● **Assignment**
Copy the lines below exactly. No picture goes into the copy.

═════ Task input

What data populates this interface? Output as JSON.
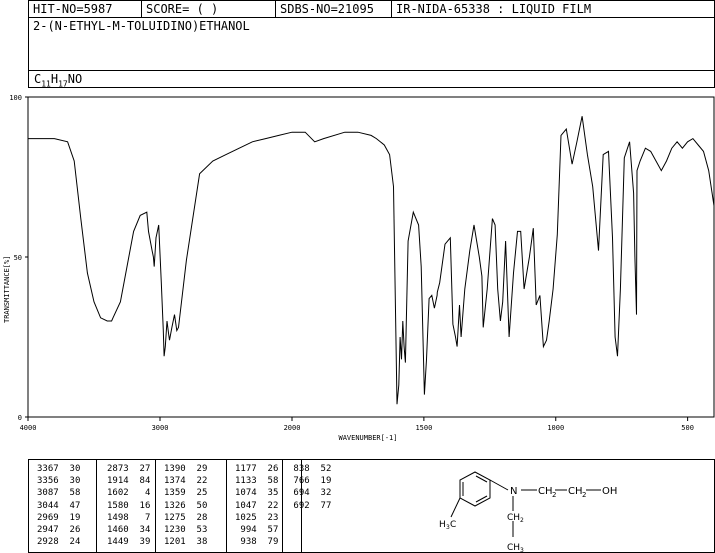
{
  "header": {
    "hit_no": "HIT-NO=5987",
    "score": "SCORE=  (   )",
    "sdbs_no": "SDBS-NO=21095",
    "ir_nida": "IR-NIDA-65338 : LIQUID FILM"
  },
  "compound_name": "2-(N-ETHYL-M-TOLUIDINO)ETHANOL",
  "formula": {
    "c": "C",
    "c_sub": "11",
    "h": "H",
    "h_sub": "17",
    "rest": "NO"
  },
  "chart_data": {
    "type": "line",
    "xlabel": "WAVENUMBER[-1]",
    "ylabel": "TRANSMITTANCE[%]",
    "xlim": [
      4000,
      400
    ],
    "ylim": [
      0,
      100
    ],
    "x_ticks": [
      4000,
      3000,
      2000,
      1500,
      1000,
      500
    ],
    "y_ticks": [
      0,
      50,
      100
    ],
    "series": [
      {
        "x": [
          4000,
          3900,
          3800,
          3700,
          3650,
          3600,
          3550,
          3500,
          3450,
          3400,
          3367,
          3356,
          3300,
          3250,
          3200,
          3150,
          3100,
          3087,
          3060,
          3050,
          3044,
          3030,
          3010,
          2990,
          2975,
          2969,
          2960,
          2947,
          2935,
          2928,
          2910,
          2890,
          2873,
          2860,
          2800,
          2700,
          2600,
          2500,
          2400,
          2300,
          2200,
          2100,
          2000,
          1950,
          1914,
          1880,
          1800,
          1750,
          1700,
          1680,
          1650,
          1630,
          1615,
          1602,
          1595,
          1590,
          1585,
          1580,
          1575,
          1570,
          1560,
          1540,
          1520,
          1510,
          1498,
          1490,
          1480,
          1470,
          1460,
          1450,
          1449,
          1440,
          1420,
          1400,
          1390,
          1380,
          1374,
          1365,
          1359,
          1345,
          1326,
          1310,
          1290,
          1280,
          1275,
          1260,
          1240,
          1230,
          1220,
          1210,
          1201,
          1190,
          1177,
          1160,
          1145,
          1133,
          1120,
          1100,
          1085,
          1074,
          1060,
          1047,
          1035,
          1025,
          1010,
          994,
          980,
          960,
          938,
          920,
          900,
          880,
          860,
          838,
          820,
          800,
          785,
          775,
          766,
          755,
          740,
          720,
          705,
          700,
          694,
          692,
          680,
          660,
          640,
          620,
          600,
          580,
          560,
          540,
          520,
          500,
          480,
          460,
          440,
          420,
          400
        ],
        "y": [
          87,
          87,
          87,
          86,
          80,
          62,
          45,
          36,
          31,
          30,
          30,
          31,
          36,
          47,
          58,
          63,
          64,
          58,
          52,
          50,
          47,
          56,
          60,
          42,
          27,
          19,
          22,
          30,
          26,
          24,
          28,
          32,
          27,
          28,
          49,
          76,
          80,
          82,
          84,
          86,
          87,
          88,
          89,
          89,
          86,
          87,
          89,
          89,
          88,
          87,
          85,
          82,
          72,
          4,
          10,
          25,
          18,
          30,
          22,
          17,
          55,
          64,
          60,
          47,
          7,
          18,
          37,
          38,
          34,
          38,
          39,
          42,
          54,
          56,
          29,
          25,
          22,
          35,
          25,
          40,
          52,
          60,
          50,
          44,
          28,
          40,
          62,
          60,
          40,
          30,
          36,
          55,
          25,
          45,
          58,
          58,
          40,
          50,
          59,
          35,
          38,
          22,
          24,
          30,
          40,
          57,
          88,
          90,
          79,
          86,
          94,
          82,
          72,
          52,
          82,
          83,
          56,
          25,
          19,
          40,
          81,
          86,
          70,
          50,
          32,
          77,
          80,
          84,
          83,
          80,
          77,
          80,
          84,
          86,
          84,
          86,
          87,
          85,
          83,
          77,
          66
        ]
      }
    ],
    "peak_table": [
      [
        "3367",
        "30"
      ],
      [
        "3356",
        "30"
      ],
      [
        "3087",
        "58"
      ],
      [
        "3044",
        "47"
      ],
      [
        "2969",
        "19"
      ],
      [
        "2947",
        "26"
      ],
      [
        "2928",
        "24"
      ],
      [
        "2873",
        "27"
      ],
      [
        "1914",
        "84"
      ],
      [
        "1602",
        "4"
      ],
      [
        "1580",
        "16"
      ],
      [
        "1498",
        "7"
      ],
      [
        "1460",
        "34"
      ],
      [
        "1449",
        "39"
      ],
      [
        "1390",
        "29"
      ],
      [
        "1374",
        "22"
      ],
      [
        "1359",
        "25"
      ],
      [
        "1326",
        "50"
      ],
      [
        "1275",
        "28"
      ],
      [
        "1230",
        "53"
      ],
      [
        "1201",
        "38"
      ],
      [
        "1177",
        "26"
      ],
      [
        "1133",
        "58"
      ],
      [
        "1074",
        "35"
      ],
      [
        "1047",
        "22"
      ],
      [
        "1025",
        "23"
      ],
      [
        "994",
        "57"
      ],
      [
        "938",
        "79"
      ],
      [
        "838",
        "52"
      ],
      [
        "766",
        "19"
      ],
      [
        "694",
        "32"
      ],
      [
        "692",
        "77"
      ]
    ]
  },
  "structure": {
    "n": "N",
    "ch2_a": "CH",
    "ch2_b": "CH",
    "oh": "OH",
    "two": "2",
    "ch3_left": "H",
    "ch3_left_sub": "3",
    "ch3_left_c": "C",
    "ch2_down": "CH",
    "ch3_down": "CH",
    "three": "3"
  }
}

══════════

● **Output below**
What data populates this interface? Output as JSON.
{
  "header": {
    "hit_no": "HIT-NO=5987",
    "score": "SCORE=  (   )",
    "sdbs_no": "SDBS-NO=21095",
    "ir_nida": "IR-NIDA-65338 : LIQUID FILM"
  },
  "compound_name": "2-(N-ETHYL-M-TOLUIDINO)ETHANOL",
  "formula": {
    "c": "C",
    "c_sub": "11",
    "h": "H",
    "h_sub": "17",
    "rest": "NO"
  },
  "chart_data": {
    "type": "line",
    "xlabel": "WAVENUMBER[-1]",
    "ylabel": "TRANSMITTANCE[%]",
    "xlim": [
      4000,
      400
    ],
    "ylim": [
      0,
      100
    ],
    "x_ticks": [
      4000,
      3000,
      2000,
      1500,
      1000,
      500
    ],
    "y_ticks": [
      0,
      50,
      100
    ],
    "series": [
      {
        "x": [
          4000,
          3900,
          3800,
          3700,
          3650,
          3600,
          3550,
          3500,
          3450,
          3400,
          3367,
          3356,
          3300,
          3250,
          3200,
          3150,
          3100,
          3087,
          3060,
          3050,
          3044,
          3030,
          3010,
          2990,
          2975,
          2969,
          2960,
          2947,
          2935,
          2928,
          2910,
          2890,
          2873,
          2860,
          2800,
          2700,
          2600,
          2500,
          2400,
          2300,
          2200,
          2100,
          2000,
          1950,
          1914,
          1880,
          1800,
          1750,
          1700,
          1680,
          1650,
          1630,
          1615,
          1602,
          1595,
          1590,
          1585,
          1580,
          1575,
          1570,
          1560,
          1540,
          1520,
          1510,
          1498,
          1490,
          1480,
          1470,
          1460,
          1450,
          1449,
          1440,
          1420,
          1400,
          1390,
          1380,
          1374,
          1365,
          1359,
          1345,
          1326,
          1310,
          1290,
          1280,
          1275,
          1260,
          1240,
          1230,
          1220,
          1210,
          1201,
          1190,
          1177,
          1160,
          1145,
          1133,
          1120,
          1100,
          1085,
          1074,
          1060,
          1047,
          1035,
          1025,
          1010,
          994,
          980,
          960,
          938,
          920,
          900,
          880,
          860,
          838,
          820,
          800,
          785,
          775,
          766,
          755,
          740,
          720,
          705,
          700,
          694,
          692,
          680,
          660,
          640,
          620,
          600,
          580,
          560,
          540,
          520,
          500,
          480,
          460,
          440,
          420,
          400
        ],
        "y": [
          87,
          87,
          87,
          86,
          80,
          62,
          45,
          36,
          31,
          30,
          30,
          31,
          36,
          47,
          58,
          63,
          64,
          58,
          52,
          50,
          47,
          56,
          60,
          42,
          27,
          19,
          22,
          30,
          26,
          24,
          28,
          32,
          27,
          28,
          49,
          76,
          80,
          82,
          84,
          86,
          87,
          88,
          89,
          89,
          86,
          87,
          89,
          89,
          88,
          87,
          85,
          82,
          72,
          4,
          10,
          25,
          18,
          30,
          22,
          17,
          55,
          64,
          60,
          47,
          7,
          18,
          37,
          38,
          34,
          38,
          39,
          42,
          54,
          56,
          29,
          25,
          22,
          35,
          25,
          40,
          52,
          60,
          50,
          44,
          28,
          40,
          62,
          60,
          40,
          30,
          36,
          55,
          25,
          45,
          58,
          58,
          40,
          50,
          59,
          35,
          38,
          22,
          24,
          30,
          40,
          57,
          88,
          90,
          79,
          86,
          94,
          82,
          72,
          52,
          82,
          83,
          56,
          25,
          19,
          40,
          81,
          86,
          70,
          50,
          32,
          77,
          80,
          84,
          83,
          80,
          77,
          80,
          84,
          86,
          84,
          86,
          87,
          85,
          83,
          77,
          66
        ]
      }
    ],
    "peak_table": [
      [
        "3367",
        "30"
      ],
      [
        "3356",
        "30"
      ],
      [
        "3087",
        "58"
      ],
      [
        "3044",
        "47"
      ],
      [
        "2969",
        "19"
      ],
      [
        "2947",
        "26"
      ],
      [
        "2928",
        "24"
      ],
      [
        "2873",
        "27"
      ],
      [
        "1914",
        "84"
      ],
      [
        "1602",
        "4"
      ],
      [
        "1580",
        "16"
      ],
      [
        "1498",
        "7"
      ],
      [
        "1460",
        "34"
      ],
      [
        "1449",
        "39"
      ],
      [
        "1390",
        "29"
      ],
      [
        "1374",
        "22"
      ],
      [
        "1359",
        "25"
      ],
      [
        "1326",
        "50"
      ],
      [
        "1275",
        "28"
      ],
      [
        "1230",
        "53"
      ],
      [
        "1201",
        "38"
      ],
      [
        "1177",
        "26"
      ],
      [
        "1133",
        "58"
      ],
      [
        "1074",
        "35"
      ],
      [
        "1047",
        "22"
      ],
      [
        "1025",
        "23"
      ],
      [
        "994",
        "57"
      ],
      [
        "938",
        "79"
      ],
      [
        "838",
        "52"
      ],
      [
        "766",
        "19"
      ],
      [
        "694",
        "32"
      ],
      [
        "692",
        "77"
      ]
    ]
  },
  "structure": {
    "n": "N",
    "ch2_a": "CH",
    "ch2_b": "CH",
    "oh": "OH",
    "two": "2",
    "ch3_left": "H",
    "ch3_left_sub": "3",
    "ch3_left_c": "C",
    "ch2_down": "CH",
    "ch3_down": "CH",
    "three": "3"
  }
}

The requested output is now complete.